→ Task statement
Could you restate the entries below word for word and leave out the pictures?

Study material Start Marker

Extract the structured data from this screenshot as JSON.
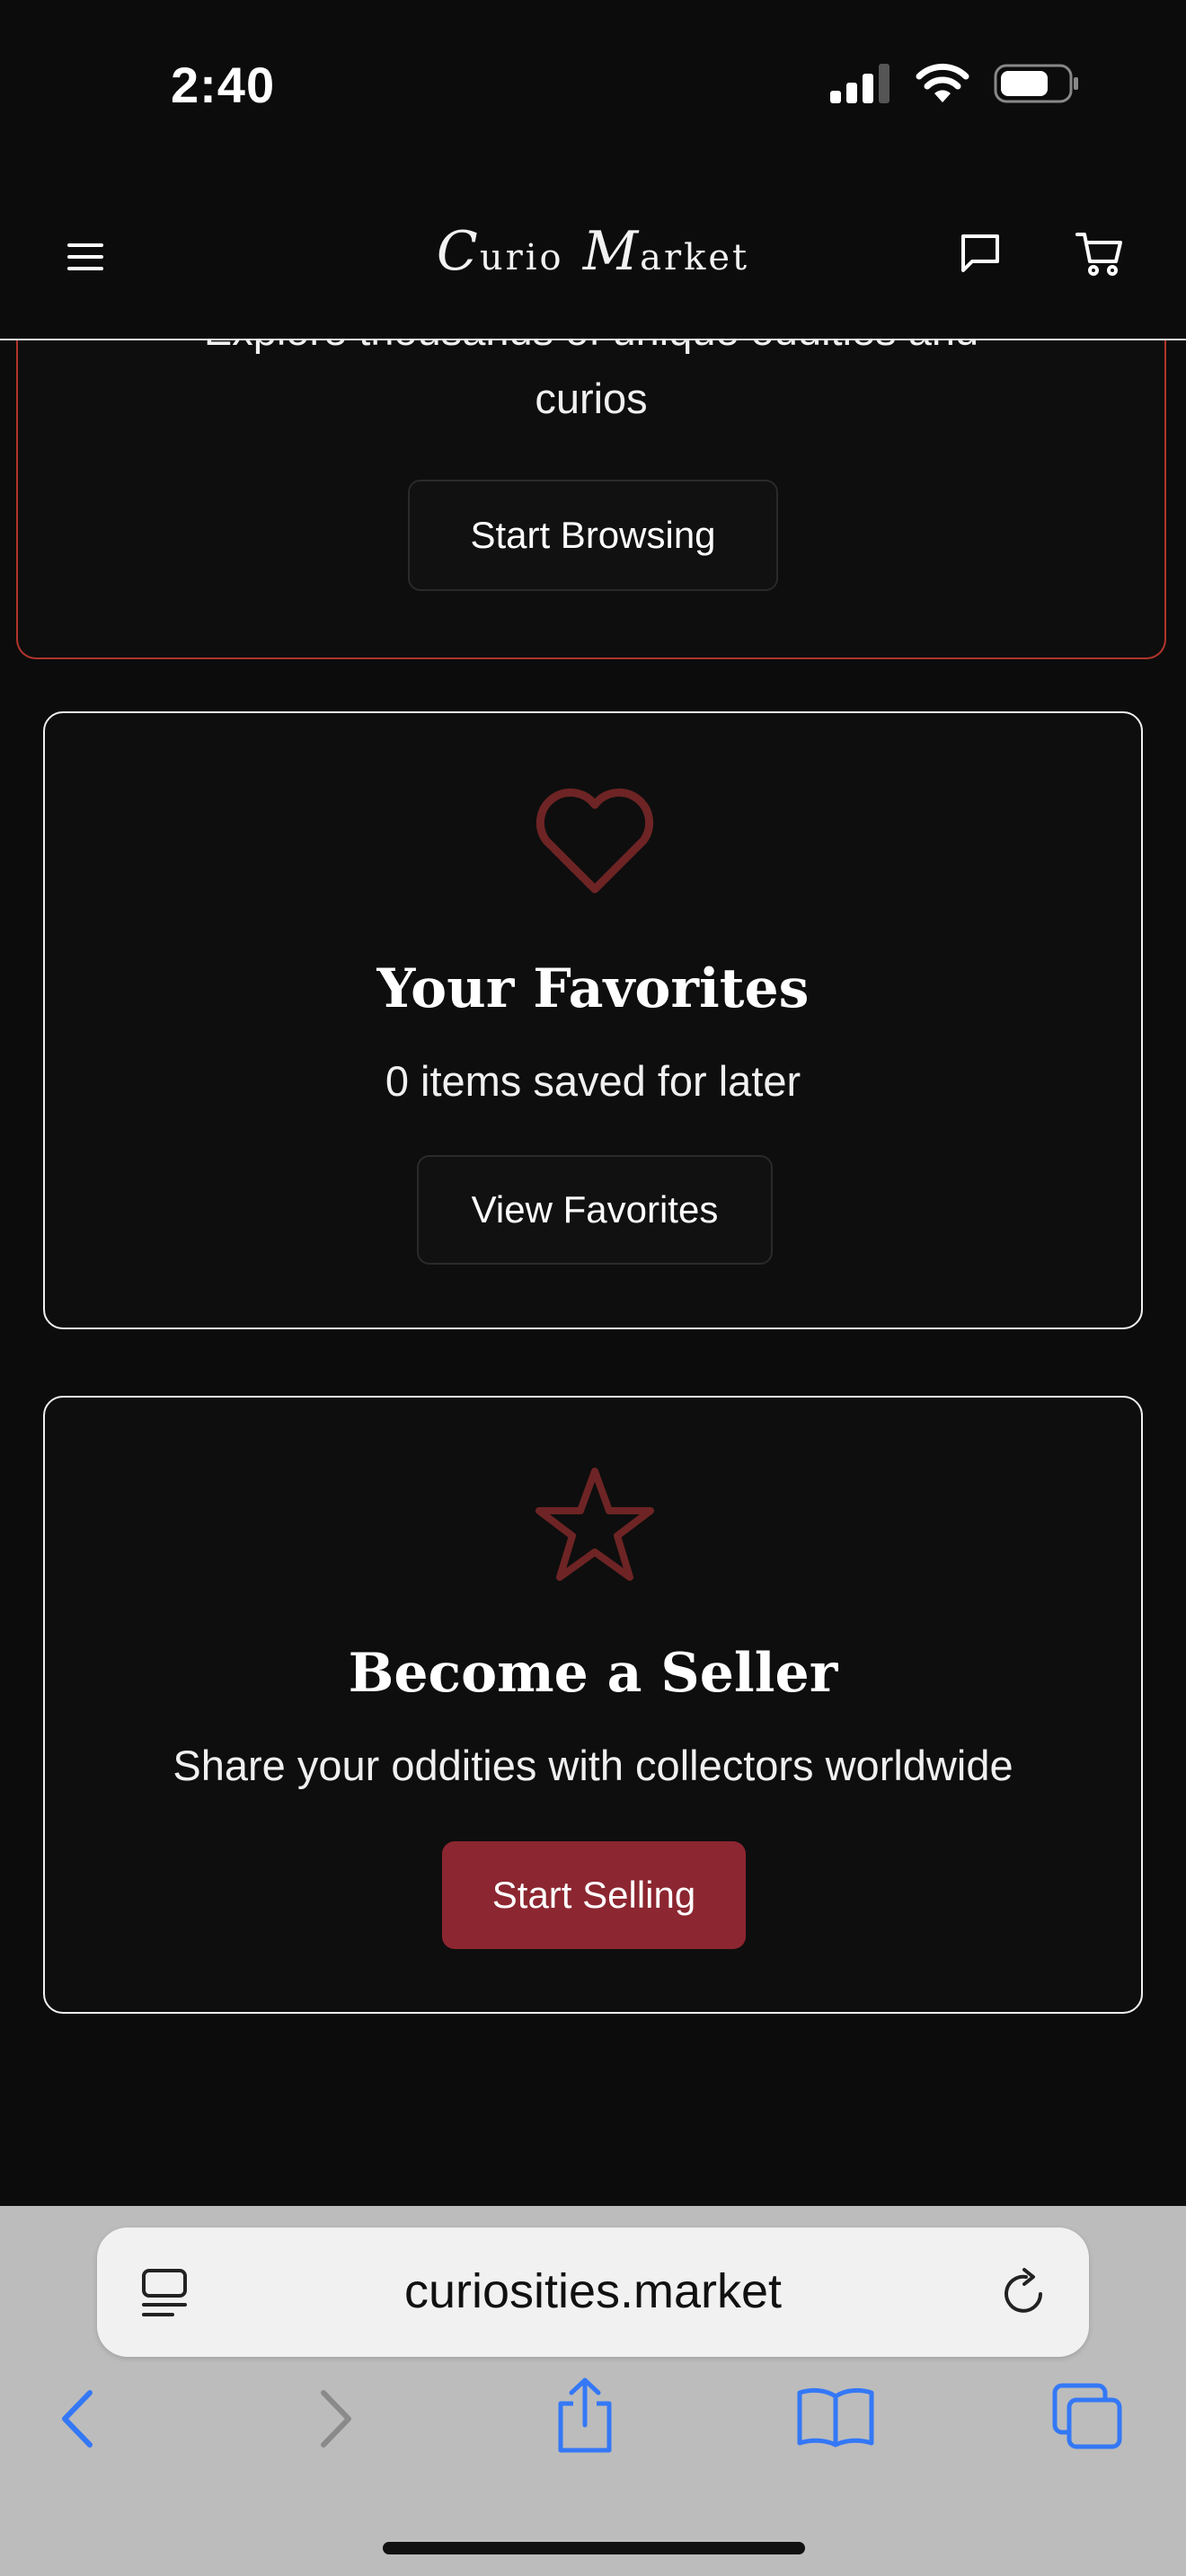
{
  "status_bar": {
    "time": "2:40"
  },
  "header": {
    "logo_first": "C",
    "logo_first_rest": "urio",
    "logo_second": "M",
    "logo_second_rest": "arket"
  },
  "browse_card": {
    "partial_line": "Explore thousands of unique oddities and",
    "text_tail": "curios",
    "button_label": "Start Browsing"
  },
  "favorites_card": {
    "icon": "heart-icon",
    "title": "Your Favorites",
    "subtitle": "0 items saved for later",
    "button_label": "View Favorites"
  },
  "seller_card": {
    "icon": "star-icon",
    "title": "Become a Seller",
    "subtitle": "Share your oddities with collectors worldwide",
    "button_label": "Start Selling"
  },
  "browser": {
    "url": "curiosities.market"
  },
  "colors": {
    "accent_red": "#8c2630",
    "border_red": "#b1342c",
    "icon_red": "#6e2424",
    "background": "#0c0c0c",
    "safari_blue": "#3478f6"
  }
}
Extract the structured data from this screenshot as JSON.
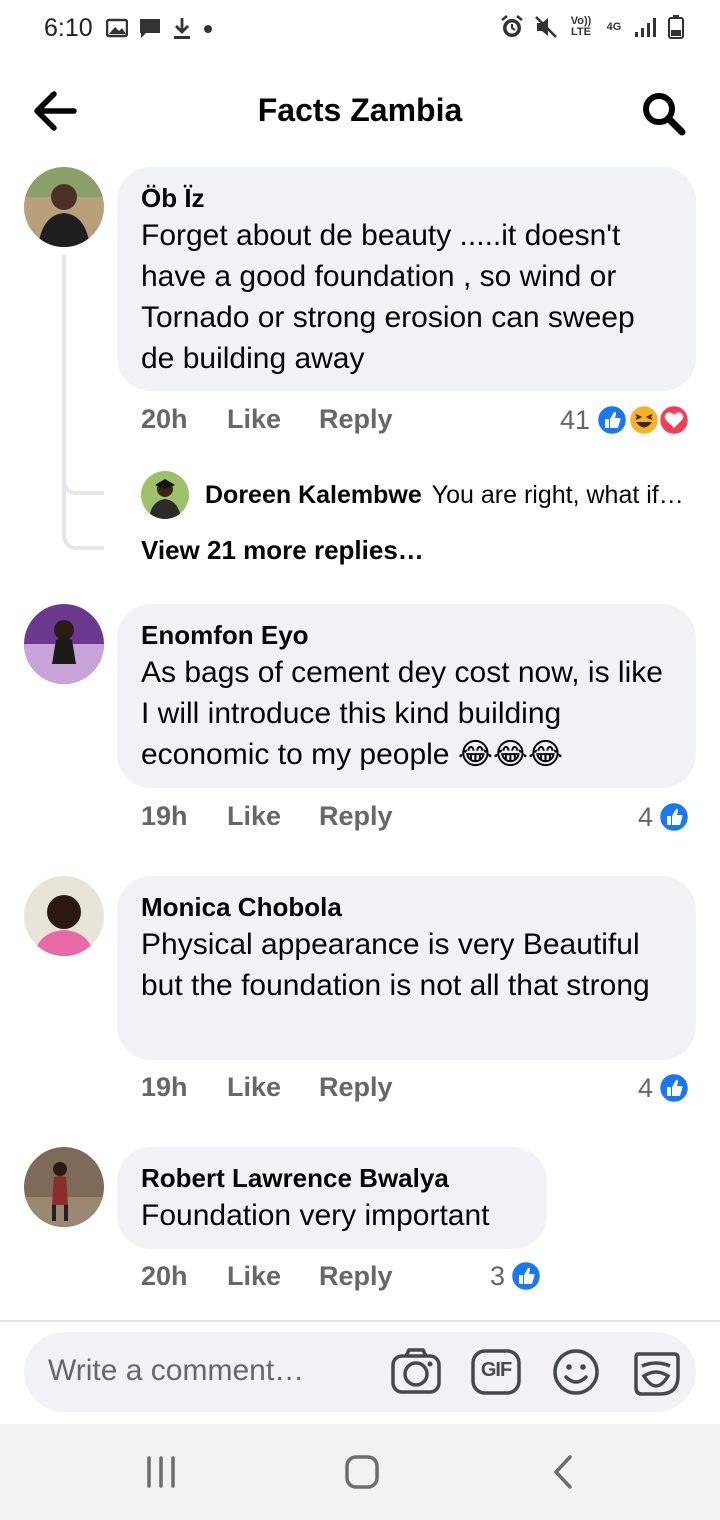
{
  "status_bar": {
    "time": "6:10",
    "volte": "Vo)) LTE",
    "network": "4G"
  },
  "header": {
    "title": "Facts Zambia"
  },
  "comments": [
    {
      "author": "Öb Ïz",
      "text": "Forget about de beauty .....it doesn't have a good foundation , so wind or Tornado or strong erosion can sweep de building away",
      "time": "20h",
      "like": "Like",
      "reply": "Reply",
      "reactions": "41"
    },
    {
      "author": "Enomfon Eyo",
      "text": "As bags of cement dey cost now, is like I will introduce this kind building economic to my people",
      "emoji": "😂😂😂",
      "time": "19h",
      "like": "Like",
      "reply": "Reply",
      "reactions": "4"
    },
    {
      "author": "Monica Chobola",
      "text": "Physical appearance is very Beautiful but the foundation is not all that strong",
      "time": "19h",
      "like": "Like",
      "reply": "Reply",
      "reactions": "4"
    },
    {
      "author": "Robert Lawrence Bwalya",
      "text": "Foundation very important",
      "time": "20h",
      "like": "Like",
      "reply": "Reply",
      "reactions": "3"
    }
  ],
  "reply_preview": {
    "author": "Doreen Kalembwe",
    "text": "You are right, what if…"
  },
  "view_more": "View 21 more replies…",
  "composer": {
    "placeholder": "Write a comment…",
    "gif_label": "GIF"
  },
  "colors": {
    "like_blue": "#1877f2",
    "love_red": "#f33e58",
    "haha_yellow": "#f7b125",
    "bubble_bg": "#f0f2f5",
    "secondary_text": "#65676b"
  }
}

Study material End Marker

→ Output of the task
Extract the structured data from this screenshot as JSON.
{
  "status_bar": {
    "time": "2:40"
  },
  "header": {
    "logo_first": "C",
    "logo_first_rest": "urio",
    "logo_second": "M",
    "logo_second_rest": "arket"
  },
  "browse_card": {
    "partial_line": "Explore thousands of unique oddities and",
    "text_tail": "curios",
    "button_label": "Start Browsing"
  },
  "favorites_card": {
    "icon": "heart-icon",
    "title": "Your Favorites",
    "subtitle": "0 items saved for later",
    "button_label": "View Favorites"
  },
  "seller_card": {
    "icon": "star-icon",
    "title": "Become a Seller",
    "subtitle": "Share your oddities with collectors worldwide",
    "button_label": "Start Selling"
  },
  "browser": {
    "url": "curiosities.market"
  },
  "colors": {
    "accent_red": "#8c2630",
    "border_red": "#b1342c",
    "icon_red": "#6e2424",
    "background": "#0c0c0c",
    "safari_blue": "#3478f6"
  }
}
Extract the structured data from this screenshot as JSON.
{
  "status_bar": {
    "time": "6:10",
    "volte": "Vo)) LTE",
    "network": "4G"
  },
  "header": {
    "title": "Facts Zambia"
  },
  "comments": [
    {
      "author": "Öb Ïz",
      "text": "Forget about de beauty .....it doesn't have a good foundation , so wind or Tornado or strong erosion can sweep de building away",
      "time": "20h",
      "like": "Like",
      "reply": "Reply",
      "reactions": "41"
    },
    {
      "author": "Enomfon Eyo",
      "text": "As bags of cement dey cost now, is like I will introduce this kind building economic to my people",
      "emoji": "😂😂😂",
      "time": "19h",
      "like": "Like",
      "reply": "Reply",
      "reactions": "4"
    },
    {
      "author": "Monica Chobola",
      "text": "Physical appearance is very Beautiful but the foundation is not all that strong",
      "time": "19h",
      "like": "Like",
      "reply": "Reply",
      "reactions": "4"
    },
    {
      "author": "Robert Lawrence Bwalya",
      "text": "Foundation very important",
      "time": "20h",
      "like": "Like",
      "reply": "Reply",
      "reactions": "3"
    }
  ],
  "reply_preview": {
    "author": "Doreen Kalembwe",
    "text": "You are right, what if…"
  },
  "view_more": "View 21 more replies…",
  "composer": {
    "placeholder": "Write a comment…",
    "gif_label": "GIF"
  },
  "colors": {
    "like_blue": "#1877f2",
    "love_red": "#f33e58",
    "haha_yellow": "#f7b125",
    "bubble_bg": "#f0f2f5",
    "secondary_text": "#65676b"
  }
}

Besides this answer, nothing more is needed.